### WHAT IS EXPECTED:
Count, in the entries, the lines with "screenshot". Answer with the number only.
#####
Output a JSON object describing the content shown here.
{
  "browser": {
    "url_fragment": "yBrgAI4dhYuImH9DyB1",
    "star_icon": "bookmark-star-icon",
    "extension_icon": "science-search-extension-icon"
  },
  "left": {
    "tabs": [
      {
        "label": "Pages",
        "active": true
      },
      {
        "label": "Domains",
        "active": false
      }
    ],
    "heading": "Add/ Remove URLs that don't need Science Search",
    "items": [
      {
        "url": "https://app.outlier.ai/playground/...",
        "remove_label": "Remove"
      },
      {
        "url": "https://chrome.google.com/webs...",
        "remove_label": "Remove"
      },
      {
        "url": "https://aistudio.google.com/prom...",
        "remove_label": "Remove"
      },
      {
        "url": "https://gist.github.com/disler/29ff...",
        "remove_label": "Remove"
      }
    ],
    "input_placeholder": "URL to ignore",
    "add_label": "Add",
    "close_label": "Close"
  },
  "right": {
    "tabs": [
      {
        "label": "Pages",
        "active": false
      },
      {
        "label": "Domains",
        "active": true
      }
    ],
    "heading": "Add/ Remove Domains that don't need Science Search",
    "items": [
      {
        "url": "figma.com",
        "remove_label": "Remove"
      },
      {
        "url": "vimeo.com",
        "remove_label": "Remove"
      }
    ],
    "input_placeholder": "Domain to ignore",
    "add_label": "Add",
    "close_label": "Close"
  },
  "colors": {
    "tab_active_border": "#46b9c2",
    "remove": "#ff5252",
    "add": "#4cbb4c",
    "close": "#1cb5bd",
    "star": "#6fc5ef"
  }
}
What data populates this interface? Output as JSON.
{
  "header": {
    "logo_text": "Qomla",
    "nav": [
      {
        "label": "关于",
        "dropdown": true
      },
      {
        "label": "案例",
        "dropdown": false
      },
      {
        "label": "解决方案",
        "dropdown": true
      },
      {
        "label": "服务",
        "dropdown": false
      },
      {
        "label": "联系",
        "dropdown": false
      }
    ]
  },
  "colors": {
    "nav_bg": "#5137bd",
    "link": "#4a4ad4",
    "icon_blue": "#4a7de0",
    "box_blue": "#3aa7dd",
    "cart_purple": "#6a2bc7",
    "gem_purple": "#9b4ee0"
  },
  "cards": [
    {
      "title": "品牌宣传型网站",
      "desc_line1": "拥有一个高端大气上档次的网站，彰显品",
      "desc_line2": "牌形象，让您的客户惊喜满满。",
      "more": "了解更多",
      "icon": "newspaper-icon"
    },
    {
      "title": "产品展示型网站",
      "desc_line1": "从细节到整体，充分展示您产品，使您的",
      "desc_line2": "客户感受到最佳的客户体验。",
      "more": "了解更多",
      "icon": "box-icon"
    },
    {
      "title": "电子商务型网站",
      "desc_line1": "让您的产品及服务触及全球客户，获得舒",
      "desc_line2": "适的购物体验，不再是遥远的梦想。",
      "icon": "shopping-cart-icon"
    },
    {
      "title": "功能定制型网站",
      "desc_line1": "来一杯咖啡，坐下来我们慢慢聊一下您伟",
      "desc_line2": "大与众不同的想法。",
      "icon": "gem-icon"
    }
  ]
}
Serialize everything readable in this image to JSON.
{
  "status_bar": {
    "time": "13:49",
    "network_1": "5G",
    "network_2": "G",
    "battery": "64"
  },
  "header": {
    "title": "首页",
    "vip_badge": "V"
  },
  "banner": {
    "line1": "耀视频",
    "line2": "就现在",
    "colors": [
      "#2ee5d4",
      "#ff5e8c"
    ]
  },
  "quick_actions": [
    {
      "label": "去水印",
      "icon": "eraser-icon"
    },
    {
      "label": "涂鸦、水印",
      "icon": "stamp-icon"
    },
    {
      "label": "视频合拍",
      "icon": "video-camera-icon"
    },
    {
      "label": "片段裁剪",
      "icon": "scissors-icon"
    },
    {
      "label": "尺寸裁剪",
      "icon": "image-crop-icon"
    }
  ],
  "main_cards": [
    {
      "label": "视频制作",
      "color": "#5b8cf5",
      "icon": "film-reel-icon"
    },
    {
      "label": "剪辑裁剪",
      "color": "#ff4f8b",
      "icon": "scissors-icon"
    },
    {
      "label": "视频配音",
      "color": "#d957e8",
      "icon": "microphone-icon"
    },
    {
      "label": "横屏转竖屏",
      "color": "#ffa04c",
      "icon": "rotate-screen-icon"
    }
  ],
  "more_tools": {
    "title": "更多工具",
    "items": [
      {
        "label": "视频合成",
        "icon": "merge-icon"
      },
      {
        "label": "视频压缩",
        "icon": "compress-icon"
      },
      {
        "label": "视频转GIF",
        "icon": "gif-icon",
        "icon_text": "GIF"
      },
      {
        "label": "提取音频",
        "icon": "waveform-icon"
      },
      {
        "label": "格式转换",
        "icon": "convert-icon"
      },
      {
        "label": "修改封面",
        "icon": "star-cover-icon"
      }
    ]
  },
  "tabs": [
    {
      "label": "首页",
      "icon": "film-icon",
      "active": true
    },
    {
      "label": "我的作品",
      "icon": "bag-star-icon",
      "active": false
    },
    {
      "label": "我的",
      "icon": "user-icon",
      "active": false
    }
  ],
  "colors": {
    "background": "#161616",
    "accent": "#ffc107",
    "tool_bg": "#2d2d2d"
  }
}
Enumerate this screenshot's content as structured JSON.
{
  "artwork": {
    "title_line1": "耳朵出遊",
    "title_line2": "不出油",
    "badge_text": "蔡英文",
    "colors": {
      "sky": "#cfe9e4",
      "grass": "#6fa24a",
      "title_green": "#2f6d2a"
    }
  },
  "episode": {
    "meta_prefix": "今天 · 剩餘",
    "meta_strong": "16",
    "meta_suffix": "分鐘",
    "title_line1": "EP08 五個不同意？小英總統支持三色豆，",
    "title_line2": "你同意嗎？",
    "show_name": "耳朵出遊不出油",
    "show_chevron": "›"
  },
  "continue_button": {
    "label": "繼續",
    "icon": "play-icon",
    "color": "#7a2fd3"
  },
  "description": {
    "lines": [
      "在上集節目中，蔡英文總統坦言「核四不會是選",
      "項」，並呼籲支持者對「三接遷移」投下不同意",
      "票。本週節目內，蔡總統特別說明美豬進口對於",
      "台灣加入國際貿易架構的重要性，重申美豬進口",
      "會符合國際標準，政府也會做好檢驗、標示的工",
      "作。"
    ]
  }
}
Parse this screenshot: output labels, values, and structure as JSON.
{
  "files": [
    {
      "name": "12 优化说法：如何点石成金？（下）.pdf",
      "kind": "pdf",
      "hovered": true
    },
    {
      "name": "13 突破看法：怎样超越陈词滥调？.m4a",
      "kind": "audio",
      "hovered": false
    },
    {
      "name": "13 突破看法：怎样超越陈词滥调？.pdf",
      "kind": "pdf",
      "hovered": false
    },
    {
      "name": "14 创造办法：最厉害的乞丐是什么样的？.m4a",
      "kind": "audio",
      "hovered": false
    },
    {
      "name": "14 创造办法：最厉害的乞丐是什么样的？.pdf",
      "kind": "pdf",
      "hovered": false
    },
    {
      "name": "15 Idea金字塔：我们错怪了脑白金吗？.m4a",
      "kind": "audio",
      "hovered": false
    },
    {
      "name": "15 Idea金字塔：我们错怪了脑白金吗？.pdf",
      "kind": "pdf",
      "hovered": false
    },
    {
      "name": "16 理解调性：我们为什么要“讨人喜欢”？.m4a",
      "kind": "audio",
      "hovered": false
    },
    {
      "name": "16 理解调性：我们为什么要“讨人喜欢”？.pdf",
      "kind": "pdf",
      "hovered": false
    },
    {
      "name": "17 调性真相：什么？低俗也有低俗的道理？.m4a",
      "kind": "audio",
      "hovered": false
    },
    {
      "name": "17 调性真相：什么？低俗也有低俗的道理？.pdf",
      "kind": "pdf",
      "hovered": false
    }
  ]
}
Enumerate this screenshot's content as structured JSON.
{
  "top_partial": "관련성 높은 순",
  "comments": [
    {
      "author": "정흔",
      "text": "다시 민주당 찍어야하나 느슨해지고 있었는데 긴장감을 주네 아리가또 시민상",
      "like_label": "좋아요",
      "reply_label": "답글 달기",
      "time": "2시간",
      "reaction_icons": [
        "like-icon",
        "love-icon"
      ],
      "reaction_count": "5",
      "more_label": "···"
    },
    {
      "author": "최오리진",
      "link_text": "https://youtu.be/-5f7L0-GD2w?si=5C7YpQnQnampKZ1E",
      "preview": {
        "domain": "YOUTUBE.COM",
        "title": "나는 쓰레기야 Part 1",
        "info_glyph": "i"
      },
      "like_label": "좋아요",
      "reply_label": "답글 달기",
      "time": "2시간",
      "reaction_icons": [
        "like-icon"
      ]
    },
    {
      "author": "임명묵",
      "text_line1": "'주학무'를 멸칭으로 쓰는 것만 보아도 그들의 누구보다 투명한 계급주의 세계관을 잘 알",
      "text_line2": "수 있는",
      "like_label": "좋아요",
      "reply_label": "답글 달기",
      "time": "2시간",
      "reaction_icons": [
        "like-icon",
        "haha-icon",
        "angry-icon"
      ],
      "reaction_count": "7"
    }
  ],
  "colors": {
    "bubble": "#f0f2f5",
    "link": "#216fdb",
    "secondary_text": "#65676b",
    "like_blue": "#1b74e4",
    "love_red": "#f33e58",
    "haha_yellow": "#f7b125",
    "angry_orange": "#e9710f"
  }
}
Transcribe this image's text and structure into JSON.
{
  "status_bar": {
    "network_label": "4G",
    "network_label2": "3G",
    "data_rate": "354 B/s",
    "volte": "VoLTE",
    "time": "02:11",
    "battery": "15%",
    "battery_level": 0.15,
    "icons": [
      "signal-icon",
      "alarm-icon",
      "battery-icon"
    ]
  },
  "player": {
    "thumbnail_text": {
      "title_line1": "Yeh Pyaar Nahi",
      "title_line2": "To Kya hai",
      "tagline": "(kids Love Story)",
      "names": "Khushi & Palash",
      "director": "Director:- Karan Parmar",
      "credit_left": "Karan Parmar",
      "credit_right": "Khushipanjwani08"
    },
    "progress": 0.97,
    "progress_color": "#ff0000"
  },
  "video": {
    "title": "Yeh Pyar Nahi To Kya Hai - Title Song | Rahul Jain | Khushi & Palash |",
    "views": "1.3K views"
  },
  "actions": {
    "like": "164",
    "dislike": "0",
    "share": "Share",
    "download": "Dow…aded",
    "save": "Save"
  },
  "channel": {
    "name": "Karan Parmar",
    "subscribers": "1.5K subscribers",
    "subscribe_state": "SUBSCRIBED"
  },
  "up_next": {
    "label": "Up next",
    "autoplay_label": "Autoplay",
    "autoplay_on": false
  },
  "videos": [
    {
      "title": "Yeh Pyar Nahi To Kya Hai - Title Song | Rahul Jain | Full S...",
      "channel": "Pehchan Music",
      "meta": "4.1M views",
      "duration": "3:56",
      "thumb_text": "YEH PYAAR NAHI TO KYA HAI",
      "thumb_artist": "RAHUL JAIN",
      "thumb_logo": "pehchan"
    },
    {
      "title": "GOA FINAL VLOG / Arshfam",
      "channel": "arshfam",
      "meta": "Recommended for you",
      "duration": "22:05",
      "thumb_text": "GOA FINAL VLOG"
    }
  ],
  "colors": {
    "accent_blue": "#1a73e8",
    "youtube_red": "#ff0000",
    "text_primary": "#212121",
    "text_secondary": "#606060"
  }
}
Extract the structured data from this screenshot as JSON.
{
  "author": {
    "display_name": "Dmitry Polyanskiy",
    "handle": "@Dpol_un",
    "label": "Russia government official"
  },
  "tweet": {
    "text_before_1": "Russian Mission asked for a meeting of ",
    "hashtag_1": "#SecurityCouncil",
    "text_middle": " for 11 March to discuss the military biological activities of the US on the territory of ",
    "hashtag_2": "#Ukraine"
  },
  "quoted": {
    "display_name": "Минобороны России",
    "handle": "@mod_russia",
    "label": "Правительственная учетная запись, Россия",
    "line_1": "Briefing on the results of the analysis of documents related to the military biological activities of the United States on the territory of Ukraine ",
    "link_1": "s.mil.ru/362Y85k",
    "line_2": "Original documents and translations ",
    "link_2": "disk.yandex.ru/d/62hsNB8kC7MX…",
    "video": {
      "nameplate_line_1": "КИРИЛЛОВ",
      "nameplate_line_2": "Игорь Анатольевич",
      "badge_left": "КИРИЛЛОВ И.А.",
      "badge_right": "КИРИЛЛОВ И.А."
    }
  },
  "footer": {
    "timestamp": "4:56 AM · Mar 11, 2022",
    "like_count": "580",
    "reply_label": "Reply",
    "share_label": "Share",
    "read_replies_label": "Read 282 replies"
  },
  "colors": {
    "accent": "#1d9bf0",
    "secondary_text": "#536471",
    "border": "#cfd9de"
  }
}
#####
### WRITTEN SOLUTION:
4